§ **What is required**
Search the records for the word "handle" and copy each line in which it appears.
[[ Extracted entries open ]]
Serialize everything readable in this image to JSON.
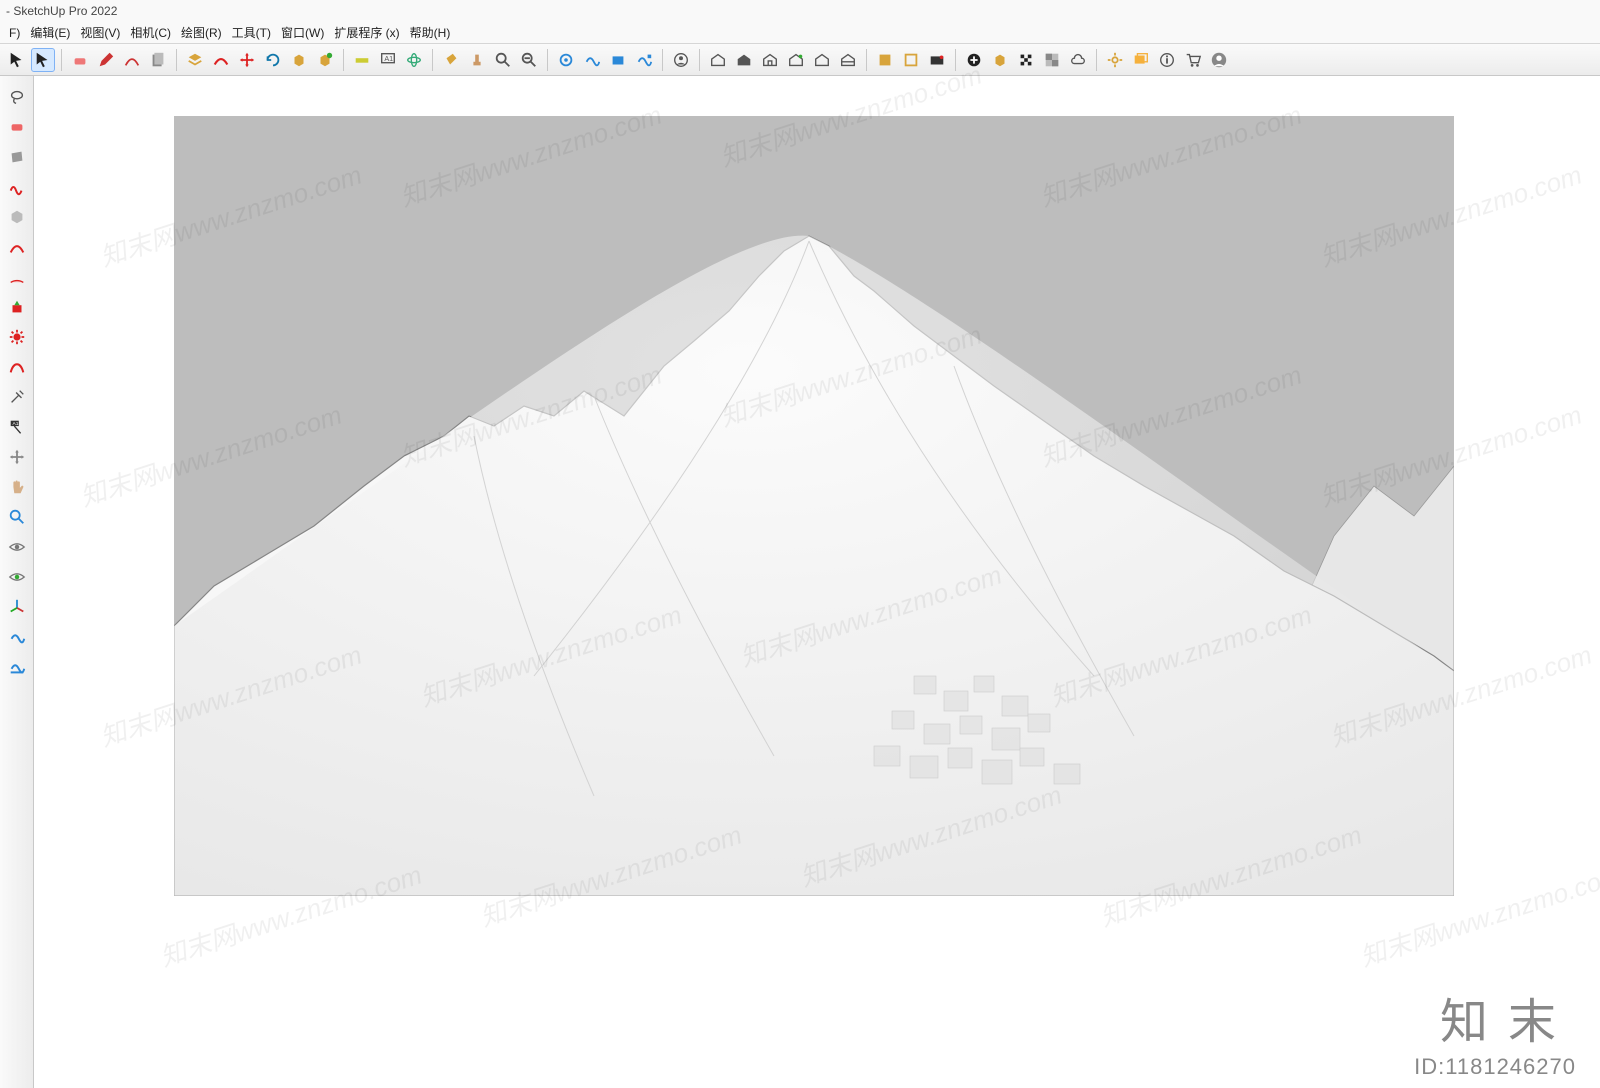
{
  "app": {
    "title": "- SketchUp Pro 2022"
  },
  "menu": {
    "items": [
      "F)",
      "编辑(E)",
      "视图(V)",
      "相机(C)",
      "绘图(R)",
      "工具(T)",
      "窗口(W)",
      "扩展程序 (x)",
      "帮助(H)"
    ]
  },
  "toolbar_main": {
    "groups": [
      [
        "cursor",
        "cursor2"
      ],
      [
        "eraser",
        "pencil",
        "arc",
        "sheet"
      ],
      [
        "stack",
        "red-curve",
        "move-4",
        "rotate",
        "cube-new",
        "cube-paste"
      ],
      [
        "tape",
        "text-box",
        "orbit"
      ],
      [
        "bucket",
        "stamp",
        "zoom-in",
        "zoom-out"
      ],
      [
        "plugin-a",
        "plugin-b",
        "plugin-c",
        "plugin-d"
      ],
      [
        "user-circle"
      ],
      [
        "warehouse1",
        "warehouse2",
        "warehouse3",
        "warehouse4",
        "warehouse5",
        "warehouse6"
      ],
      [
        "ext-a",
        "ext-b",
        "ext-c"
      ],
      [
        "record-plus",
        "record-cube",
        "flag-checker",
        "texture",
        "cloud"
      ],
      [
        "settings-gear",
        "window-layers",
        "info",
        "cart",
        "avatar"
      ]
    ],
    "selected": "cursor2"
  },
  "toolbar_side": {
    "items": [
      "lasso",
      "eraser-red",
      "quad-gray",
      "squiggle-red",
      "hexagon",
      "arc-red",
      "arc-red2",
      "push-red",
      "gear-red",
      "curve-red",
      "pin",
      "label-flag",
      "move-handle",
      "hand",
      "magnifier",
      "eye",
      "eye2",
      "axes",
      "section-blue",
      "section-blue2"
    ]
  },
  "viewport": {
    "content_label": "3D 地形模型（山体）"
  },
  "watermark": {
    "brand": "知末",
    "id_prefix": "ID:",
    "id": "1181246270",
    "tile_text": "知末网www.znzmo.com"
  },
  "colors": {
    "accent": "#2f7bd9",
    "toolbar_grad_top": "#fafafa",
    "toolbar_grad_bot": "#ececec",
    "sky": "#bdbdbd"
  }
}
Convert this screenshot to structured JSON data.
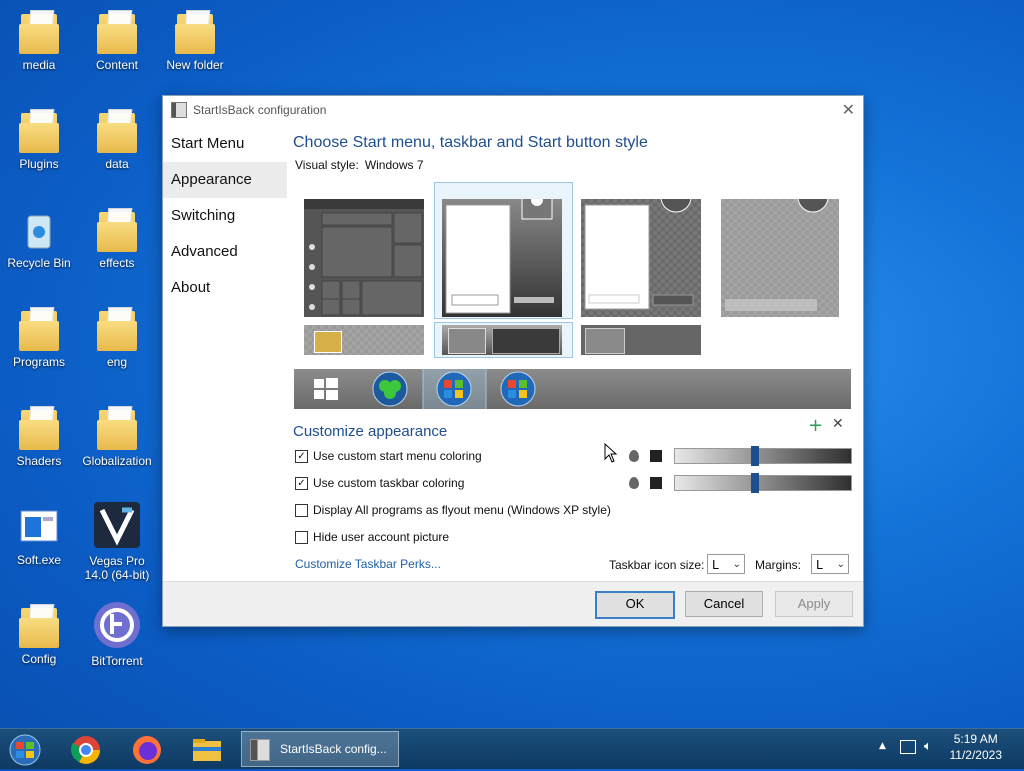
{
  "desktop": {
    "icons": [
      {
        "label": "media"
      },
      {
        "label": "Content"
      },
      {
        "label": "New folder"
      },
      {
        "label": "Plugins"
      },
      {
        "label": "data"
      },
      {
        "label": "Recycle Bin"
      },
      {
        "label": "effects"
      },
      {
        "label": "Programs"
      },
      {
        "label": "eng"
      },
      {
        "label": "Shaders"
      },
      {
        "label": "Globalization"
      },
      {
        "label": "Soft.exe"
      },
      {
        "label": "Vegas Pro 14.0 (64-bit)"
      },
      {
        "label": "Config"
      },
      {
        "label": "BitTorrent"
      }
    ]
  },
  "dialog": {
    "title": "StartIsBack configuration",
    "nav": [
      "Start Menu",
      "Appearance",
      "Switching",
      "Advanced",
      "About"
    ],
    "active_nav": "Appearance",
    "heading": "Choose Start menu, taskbar and Start button style",
    "visual_style_label": "Visual style:",
    "visual_style_value": "Windows 7",
    "customize_heading": "Customize appearance",
    "options": [
      {
        "label": "Use custom start menu coloring",
        "checked": true
      },
      {
        "label": "Use custom taskbar coloring",
        "checked": true
      },
      {
        "label": "Display All programs as flyout menu (Windows XP style)",
        "checked": false
      },
      {
        "label": "Hide user account picture",
        "checked": false
      }
    ],
    "sliders": {
      "start_menu_level": 0.45,
      "taskbar_level": 0.45
    },
    "link": "Customize Taskbar Perks...",
    "icon_size_label": "Taskbar icon size:",
    "icon_size_value": "L",
    "margins_label": "Margins:",
    "margins_value": "L",
    "buttons": {
      "ok": "OK",
      "cancel": "Cancel",
      "apply": "Apply"
    }
  },
  "taskbar": {
    "active_window": "StartIsBack config...",
    "time": "5:19 AM",
    "date": "11/2/2023"
  },
  "colors": {
    "accent": "#1f4f8f",
    "selection": "#9cc7e8"
  }
}
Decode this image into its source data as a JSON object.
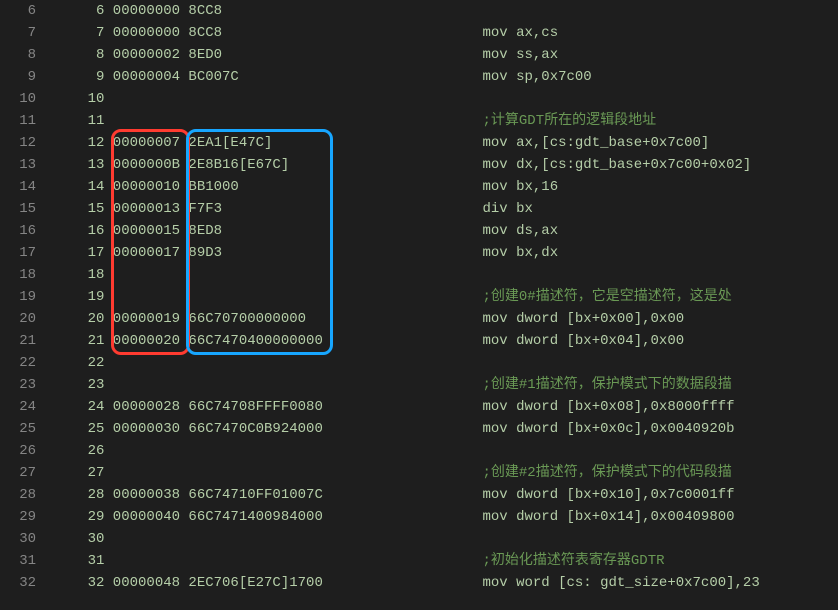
{
  "lines": [
    {
      "ln": 6,
      "left": "     6 00000000 8CC8",
      "right": ""
    },
    {
      "ln": 7,
      "left": "     7 00000000 8CC8",
      "right": "mov ax,cs"
    },
    {
      "ln": 8,
      "left": "     8 00000002 8ED0",
      "right": "mov ss,ax"
    },
    {
      "ln": 9,
      "left": "     9 00000004 BC007C",
      "right": "mov sp,0x7c00"
    },
    {
      "ln": 10,
      "left": "    10",
      "right": ""
    },
    {
      "ln": 11,
      "left": "    11",
      "right": ";计算GDT所在的逻辑段地址"
    },
    {
      "ln": 12,
      "left": "    12 00000007 2EA1[E47C]",
      "right": "mov ax,[cs:gdt_base+0x7c00]"
    },
    {
      "ln": 13,
      "left": "    13 0000000B 2E8B16[E67C]",
      "right": "mov dx,[cs:gdt_base+0x7c00+0x02]"
    },
    {
      "ln": 14,
      "left": "    14 00000010 BB1000",
      "right": "mov bx,16"
    },
    {
      "ln": 15,
      "left": "    15 00000013 F7F3",
      "right": "div bx"
    },
    {
      "ln": 16,
      "left": "    16 00000015 8ED8",
      "right": "mov ds,ax"
    },
    {
      "ln": 17,
      "left": "    17 00000017 89D3",
      "right": "mov bx,dx"
    },
    {
      "ln": 18,
      "left": "    18",
      "right": ""
    },
    {
      "ln": 19,
      "left": "    19",
      "right": ";创建0#描述符，它是空描述符，这是处"
    },
    {
      "ln": 20,
      "left": "    20 00000019 66C70700000000",
      "right": "mov dword [bx+0x00],0x00"
    },
    {
      "ln": 21,
      "left": "    21 00000020 66C7470400000000",
      "right": "mov dword [bx+0x04],0x00"
    },
    {
      "ln": 22,
      "left": "    22",
      "right": ""
    },
    {
      "ln": 23,
      "left": "    23",
      "right": ";创建#1描述符，保护模式下的数据段描"
    },
    {
      "ln": 24,
      "left": "    24 00000028 66C74708FFFF0080",
      "right": "mov dword [bx+0x08],0x8000ffff"
    },
    {
      "ln": 25,
      "left": "    25 00000030 66C7470C0B924000",
      "right": "mov dword [bx+0x0c],0x0040920b"
    },
    {
      "ln": 26,
      "left": "    26",
      "right": ""
    },
    {
      "ln": 27,
      "left": "    27",
      "right": ";创建#2描述符，保护模式下的代码段描"
    },
    {
      "ln": 28,
      "left": "    28 00000038 66C74710FF01007C",
      "right": "mov dword [bx+0x10],0x7c0001ff"
    },
    {
      "ln": 29,
      "left": "    29 00000040 66C7471400984000",
      "right": "mov dword [bx+0x14],0x00409800"
    },
    {
      "ln": 30,
      "left": "    30",
      "right": ""
    },
    {
      "ln": 31,
      "left": "    31",
      "right": ";初始化描述符表寄存器GDTR"
    },
    {
      "ln": 32,
      "left": "    32 00000048 2EC706[E27C]1700",
      "right": "mov word [cs: gdt_size+0x7c00],23"
    }
  ],
  "highlight": {
    "red": {
      "topLine": 12,
      "bottomLine": 21,
      "leftCh": 7,
      "rightCh": 16
    },
    "blue": {
      "topLine": 12,
      "bottomLine": 21,
      "leftCh": 16,
      "rightCh": 33
    }
  },
  "metrics": {
    "lineHeight": 22,
    "charWidth": 8.4,
    "codeLeftPad": 0,
    "rightColStart": 430
  }
}
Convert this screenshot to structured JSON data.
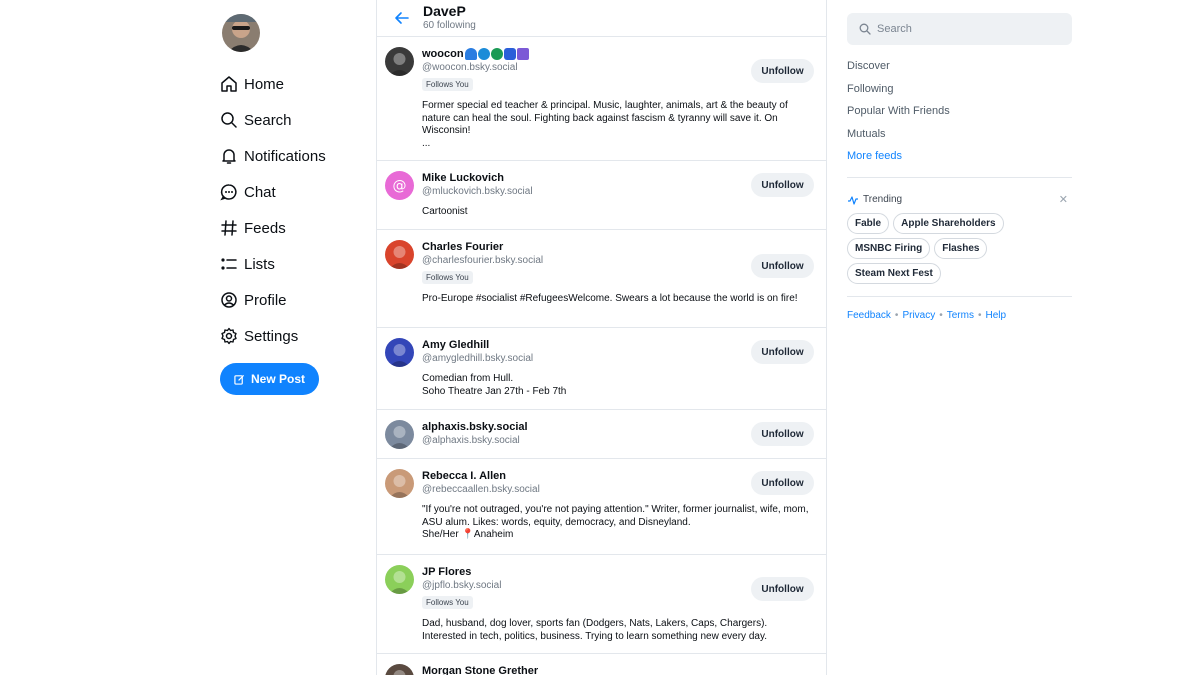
{
  "nav": {
    "items": [
      {
        "label": "Home",
        "icon": "home-icon"
      },
      {
        "label": "Search",
        "icon": "search-icon"
      },
      {
        "label": "Notifications",
        "icon": "bell-icon"
      },
      {
        "label": "Chat",
        "icon": "chat-icon"
      },
      {
        "label": "Feeds",
        "icon": "hash-icon"
      },
      {
        "label": "Lists",
        "icon": "list-icon"
      },
      {
        "label": "Profile",
        "icon": "profile-icon"
      },
      {
        "label": "Settings",
        "icon": "gear-icon"
      }
    ],
    "new_post": "New Post"
  },
  "header": {
    "title": "DaveP",
    "subtitle": "60 following"
  },
  "follow": {
    "unfollow_label": "Unfollow",
    "follows_you_label": "Follows You",
    "rows": [
      {
        "name": "woocon",
        "handle": "@woocon.bsky.social",
        "follows_you": true,
        "bio": "Former special ed teacher & principal.  Music, laughter, animals, art & the beauty of nature can heal the soul. Fighting back against fascism & tyranny will save it. On Wisconsin!\n...",
        "avatar_color": "#3a3a3a"
      },
      {
        "name": "Mike Luckovich",
        "handle": "@mluckovich.bsky.social",
        "follows_you": false,
        "bio": "Cartoonist",
        "avatar_color": "#e86ad6"
      },
      {
        "name": "Charles Fourier",
        "handle": "@charlesfourier.bsky.social",
        "follows_you": true,
        "bio": "Pro-Europe #socialist #RefugeesWelcome. Swears a lot because the world is on fire!",
        "avatar_color": "#d9442c"
      },
      {
        "name": "Amy Gledhill",
        "handle": "@amygledhill.bsky.social",
        "follows_you": false,
        "bio": "Comedian from Hull.\nSoho Theatre Jan 27th - Feb 7th",
        "avatar_color": "#3346b8"
      },
      {
        "name": "alphaxis.bsky.social",
        "handle": "@alphaxis.bsky.social",
        "follows_you": false,
        "bio": "",
        "avatar_color": "#7c8a9e"
      },
      {
        "name": "Rebecca I. Allen",
        "handle": "@rebeccaallen.bsky.social",
        "follows_you": false,
        "bio": "\"If you're not outraged, you're not paying attention.\" Writer, former journalist, wife, mom, ASU alum. Likes: words, equity, democracy, and Disneyland.\nShe/Her 📍Anaheim",
        "avatar_color": "#c99a78"
      },
      {
        "name": "JP Flores",
        "handle": "@jpflo.bsky.social",
        "follows_you": true,
        "bio": "Dad, husband, dog lover, sports fan (Dodgers, Nats, Lakers, Caps, Chargers). Interested in tech, politics, business. Trying to learn something new every day.",
        "avatar_color": "#8bcf5a"
      },
      {
        "name": "Morgan Stone Grether",
        "handle": "",
        "follows_you": false,
        "bio": "",
        "avatar_color": "#5a4a40"
      }
    ]
  },
  "right": {
    "search_placeholder": "Search",
    "feeds": [
      "Discover",
      "Following",
      "Popular With Friends",
      "Mutuals"
    ],
    "more_feeds": "More feeds",
    "trending_title": "Trending",
    "trending_rows": [
      [
        "Fable",
        "Apple Shareholders"
      ],
      [
        "MSNBC Firing",
        "Flashes"
      ],
      [
        "Steam Next Fest"
      ]
    ],
    "footer": [
      "Feedback",
      "Privacy",
      "Terms",
      "Help"
    ]
  },
  "colors": {
    "accent": "#1083fe",
    "border": "#e3e7ec",
    "muted": "#6f7883"
  }
}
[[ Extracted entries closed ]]
§ **Response**
      "move-handle",
        "handle": "@woocon.bsky.social",
        "handle": "@mluckovich.bsky.social",
        "handle": "@charlesfourier.bsky.social",
        "handle": "@amygledhill.bsky.social",
        "handle": "@alphaxis.bsky.social",
        "handle": "@rebeccaallen.bsky.social",
        "handle": "@jpflo.bsky.social",
        "handle": "",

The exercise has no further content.